Predicted 2010 apple harvest dates
Editor’s note: This article is from the archives of the MSU Crop Advisory Team Alerts. Check the label of any pesticide referenced to ensure your use is included.
This season started out early across the whole state. This year, the state is experiencing a compressed crop development. Green tip was between two and three weeks ahead of normal from far south to far north. Tree development slowed during the cold weather shortly before bloom that moved into the state, but bloom developed ahead of normal for the whole state. What was unique this year is that the whole state was compressed between south and north. Usually, there is a two to three week difference between southwest and northwest Michigan, but this year there was only a seven day difference in bloom dates between southwest and northwest. Bloom dates were one week early in the south and three weeks early in the north.
Apple maturity for 2010 is expected to be seven days early in the south and 21 days early in the north. During and after bloom the daily temperatures can be characterized as cold with numerous frost events occurring throughout the state. The state has a very mixed cropload from block to block, but overall the state has a light crop. The post-bloom cold temperatures will delay maturity and light croploads will advance maturity. Because crops are mixed, heavy to light, there will be a mix of maturity. There also was extended bloom in some parts of the state, which will make harvest dates less accurate.
The early bloom and cold weather following bloom, give us predicted harvest dates (Table 1) about seven to 21 days ahead of normal. These predicted harvest dates are for the center or peak harvest of these varieties for CA storage. This year the 2010 predicted harvest dates are seven to 21 days ahead of normal ahead of last year’s predicted harvest dates (Table 2).
Hot temperatures during July and August will hasten the maturity of some varieties. Gala is notorious for ripening early when late summer temperatures are above normal. Other varieties are less prone to hot temperatures advancing fall maturity. Still other varieties ripen when cold temperatures occur near harvest time.
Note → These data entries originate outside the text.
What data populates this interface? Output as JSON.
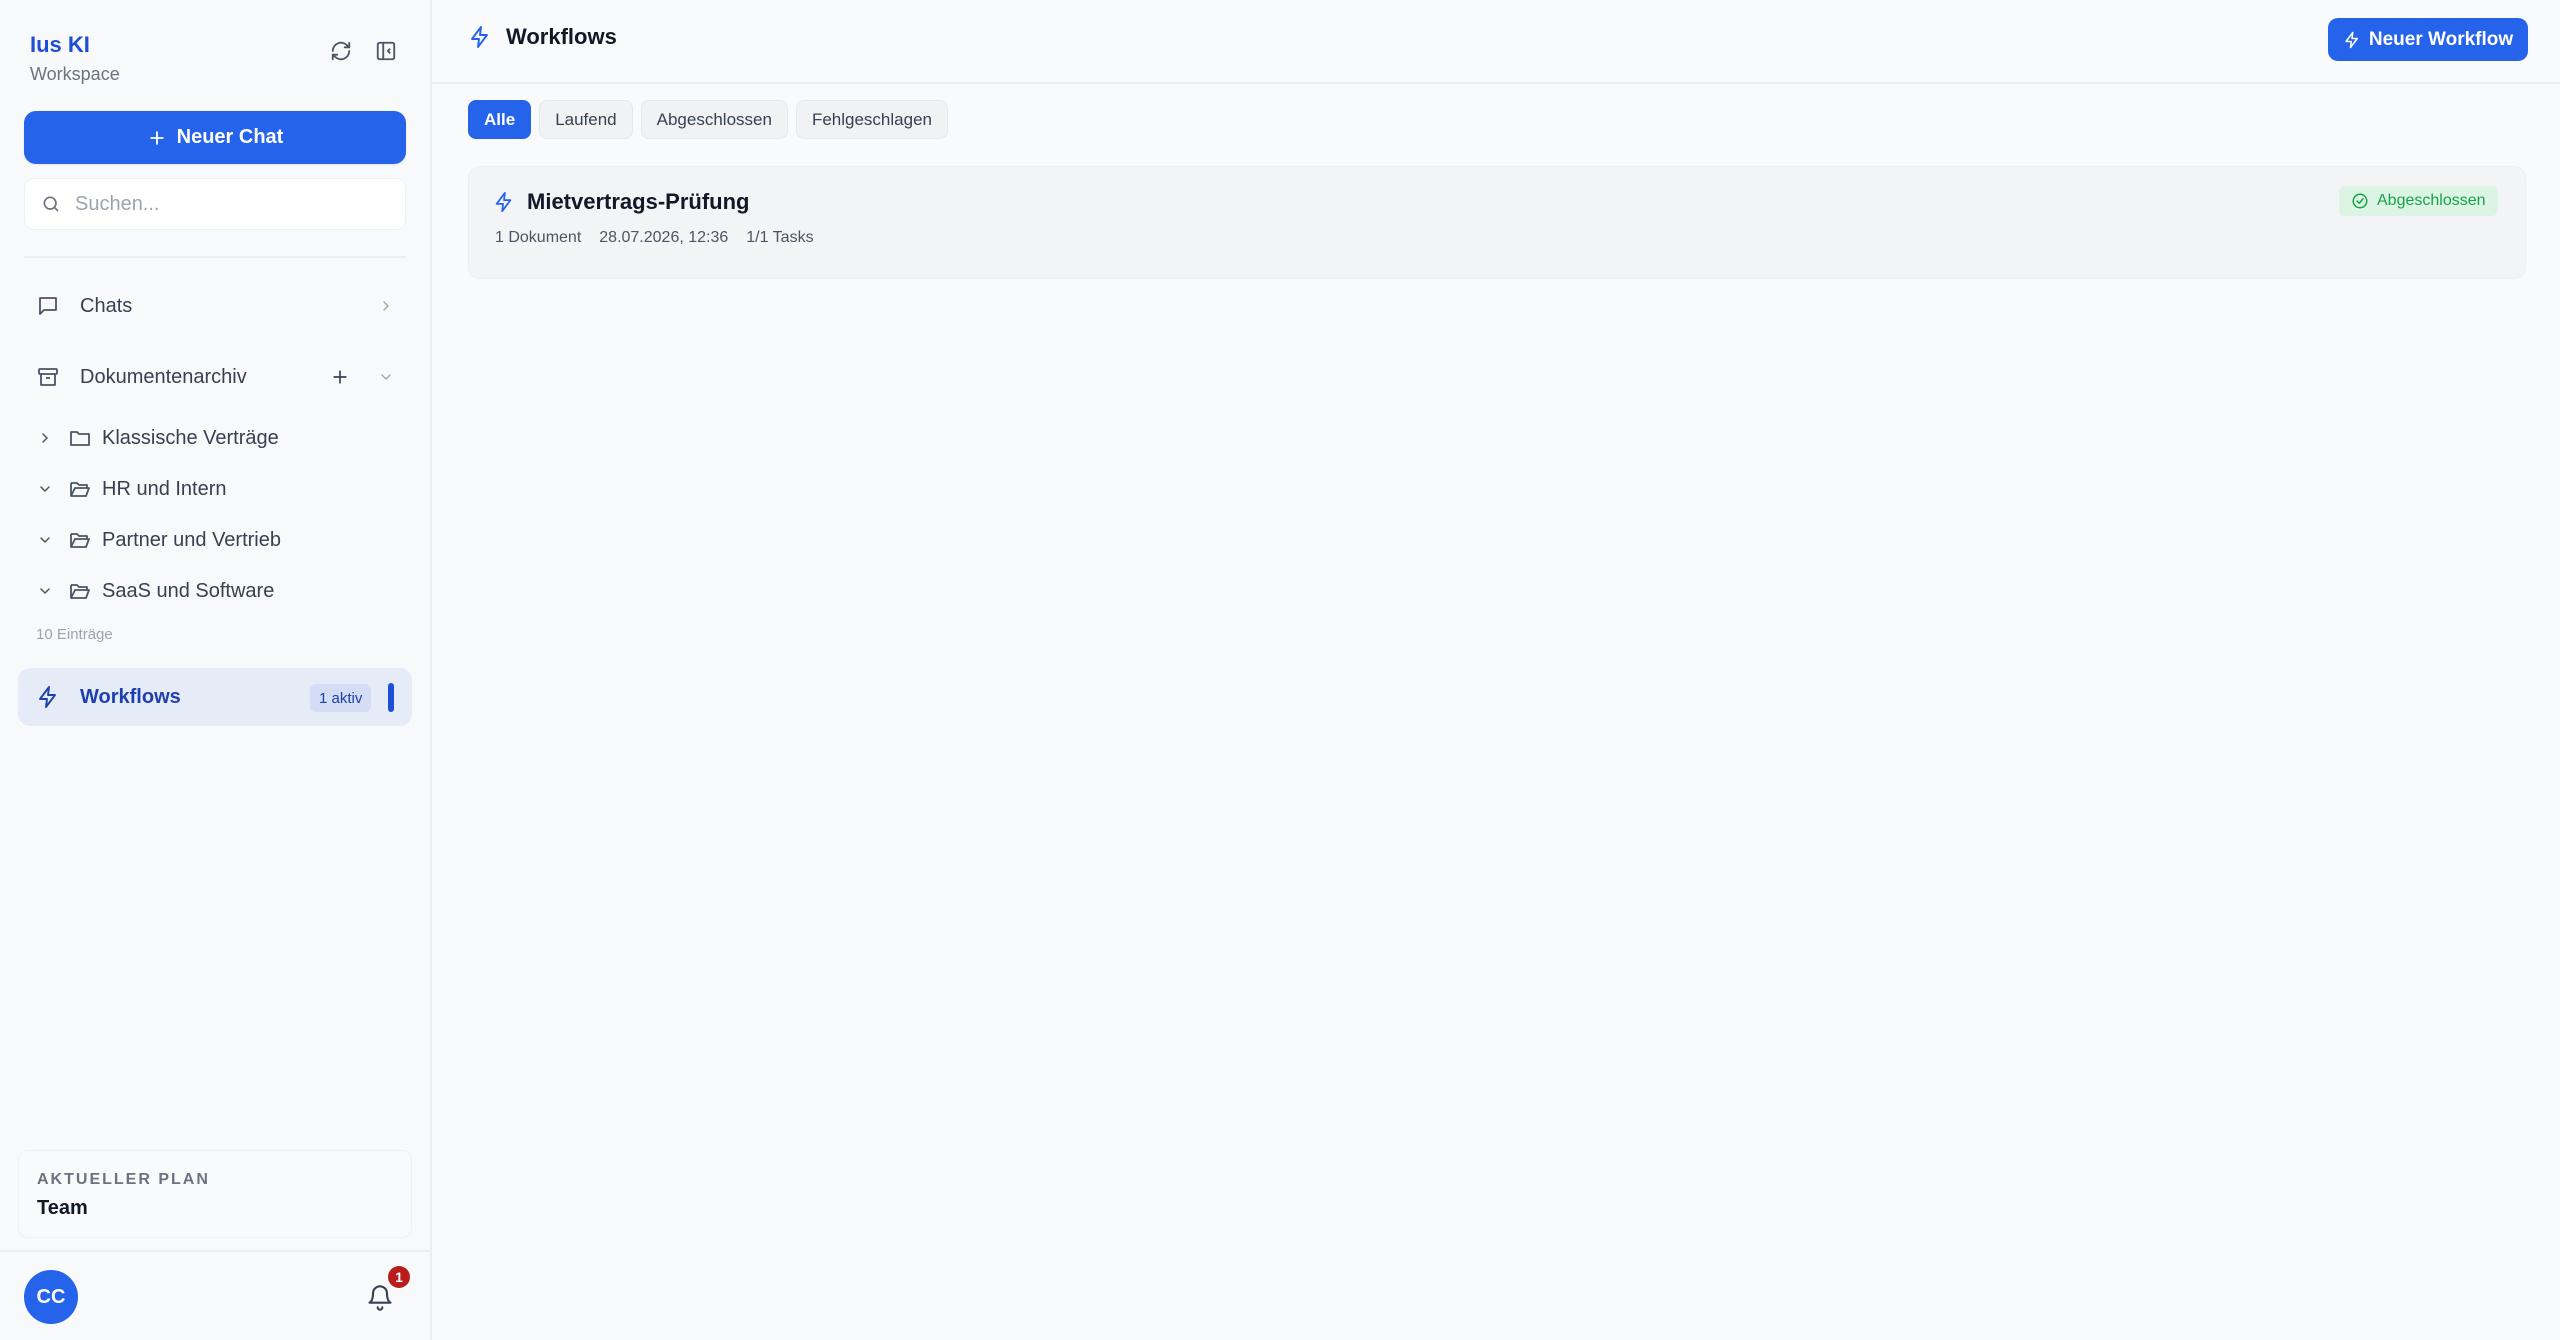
{
  "sidebar": {
    "brand_title": "Ius KI",
    "brand_subtitle": "Workspace",
    "new_chat_label": "Neuer Chat",
    "search_placeholder": "Suchen...",
    "chats_label": "Chats",
    "archive_label": "Dokumentenarchiv",
    "folders": [
      {
        "label": "Klassische Verträge",
        "expanded": false
      },
      {
        "label": "HR und Intern",
        "expanded": true
      },
      {
        "label": "Partner und Vertrieb",
        "expanded": true
      },
      {
        "label": "SaaS und Software",
        "expanded": true
      }
    ],
    "entries_count": "10 Einträge",
    "workflows_label": "Workflows",
    "workflows_badge": "1 aktiv",
    "plan_label": "AKTUELLER PLAN",
    "plan_value": "Team",
    "avatar_initials": "CC",
    "notifications_count": "1"
  },
  "main": {
    "title": "Workflows",
    "new_workflow_label": "Neuer Workflow",
    "filters": [
      {
        "label": "Alle",
        "active": true
      },
      {
        "label": "Laufend",
        "active": false
      },
      {
        "label": "Abgeschlossen",
        "active": false
      },
      {
        "label": "Fehlgeschlagen",
        "active": false
      }
    ],
    "workflows": [
      {
        "title": "Mietvertrags-Prüfung",
        "documents": "1 Dokument",
        "timestamp": "28.07.2026, 12:36",
        "tasks": "1/1 Tasks",
        "status": "Abgeschlossen"
      }
    ]
  },
  "colors": {
    "accent": "#2563eb",
    "status_success": "#16a34a",
    "notification_badge": "#b91c1c"
  }
}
The normal harvest dates for other varieties are listed in Table 3 for the Grand Rapids area. This year’s 2010 predicted dates are a rough estimate based on the McIntosh, Jonathan and Red Delicious predicted dates. Other areas of the state should adjust non-predicted varieties based on their own history.